(What the task asks): Please return all lines from the records below that include the string "content".

(Material supplied):
Segment Open
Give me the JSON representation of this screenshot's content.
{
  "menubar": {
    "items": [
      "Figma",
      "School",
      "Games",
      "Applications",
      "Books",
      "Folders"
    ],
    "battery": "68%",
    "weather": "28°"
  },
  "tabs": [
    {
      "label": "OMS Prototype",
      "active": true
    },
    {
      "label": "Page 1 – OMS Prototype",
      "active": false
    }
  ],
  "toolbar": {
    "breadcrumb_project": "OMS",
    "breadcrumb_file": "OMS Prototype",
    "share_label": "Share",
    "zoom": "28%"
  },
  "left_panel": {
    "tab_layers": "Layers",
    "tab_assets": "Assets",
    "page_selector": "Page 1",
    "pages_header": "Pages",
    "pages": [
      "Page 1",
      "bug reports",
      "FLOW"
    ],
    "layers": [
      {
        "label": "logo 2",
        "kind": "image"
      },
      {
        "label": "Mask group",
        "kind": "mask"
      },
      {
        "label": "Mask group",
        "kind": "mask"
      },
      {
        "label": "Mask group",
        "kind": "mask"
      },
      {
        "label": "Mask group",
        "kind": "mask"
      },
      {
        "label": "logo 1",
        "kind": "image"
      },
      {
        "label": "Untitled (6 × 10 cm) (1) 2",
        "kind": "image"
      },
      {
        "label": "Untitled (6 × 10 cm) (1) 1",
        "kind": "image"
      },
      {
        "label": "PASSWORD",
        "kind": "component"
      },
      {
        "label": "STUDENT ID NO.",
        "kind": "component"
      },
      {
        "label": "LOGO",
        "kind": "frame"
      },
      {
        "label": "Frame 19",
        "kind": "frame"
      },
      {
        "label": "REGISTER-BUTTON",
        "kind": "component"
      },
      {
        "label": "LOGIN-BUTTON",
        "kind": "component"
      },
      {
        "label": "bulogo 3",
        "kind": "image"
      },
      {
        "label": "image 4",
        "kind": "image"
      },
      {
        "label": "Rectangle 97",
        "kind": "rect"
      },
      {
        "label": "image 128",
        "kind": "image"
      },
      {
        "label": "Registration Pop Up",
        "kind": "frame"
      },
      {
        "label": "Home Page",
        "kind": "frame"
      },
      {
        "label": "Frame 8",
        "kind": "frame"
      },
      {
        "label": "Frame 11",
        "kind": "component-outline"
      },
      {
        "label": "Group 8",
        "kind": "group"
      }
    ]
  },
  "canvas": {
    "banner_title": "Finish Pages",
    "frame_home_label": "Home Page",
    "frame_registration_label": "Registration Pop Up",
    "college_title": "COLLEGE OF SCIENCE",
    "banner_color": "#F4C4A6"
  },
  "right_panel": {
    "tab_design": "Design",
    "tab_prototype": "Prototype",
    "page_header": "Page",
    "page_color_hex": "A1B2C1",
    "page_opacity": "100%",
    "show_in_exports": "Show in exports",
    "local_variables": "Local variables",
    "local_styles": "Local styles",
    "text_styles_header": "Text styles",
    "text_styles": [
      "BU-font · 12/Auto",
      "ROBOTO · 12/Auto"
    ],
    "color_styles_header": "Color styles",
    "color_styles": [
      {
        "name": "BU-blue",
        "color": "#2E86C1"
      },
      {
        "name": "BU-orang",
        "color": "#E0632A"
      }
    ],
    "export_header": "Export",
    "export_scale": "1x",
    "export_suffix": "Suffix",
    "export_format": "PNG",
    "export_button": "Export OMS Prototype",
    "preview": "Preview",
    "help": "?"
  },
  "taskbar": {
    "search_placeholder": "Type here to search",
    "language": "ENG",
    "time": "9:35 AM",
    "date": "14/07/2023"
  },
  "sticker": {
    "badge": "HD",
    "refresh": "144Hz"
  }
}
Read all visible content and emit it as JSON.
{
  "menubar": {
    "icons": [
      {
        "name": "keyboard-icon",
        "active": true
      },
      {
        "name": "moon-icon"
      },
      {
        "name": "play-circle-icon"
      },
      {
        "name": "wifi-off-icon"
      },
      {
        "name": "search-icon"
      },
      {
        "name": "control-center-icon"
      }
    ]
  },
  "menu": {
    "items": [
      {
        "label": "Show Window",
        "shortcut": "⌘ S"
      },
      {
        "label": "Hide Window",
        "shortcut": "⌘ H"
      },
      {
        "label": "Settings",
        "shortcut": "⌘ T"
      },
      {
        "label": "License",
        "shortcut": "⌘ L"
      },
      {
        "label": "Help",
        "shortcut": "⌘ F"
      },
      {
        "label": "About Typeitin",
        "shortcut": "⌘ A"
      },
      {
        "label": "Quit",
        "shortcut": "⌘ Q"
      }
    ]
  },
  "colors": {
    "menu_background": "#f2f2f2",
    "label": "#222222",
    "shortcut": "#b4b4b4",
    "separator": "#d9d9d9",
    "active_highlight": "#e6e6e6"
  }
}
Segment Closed
(Task answer):
Give me the JSON representation of this screenshot's content.
Read all visible content and emit it as JSON.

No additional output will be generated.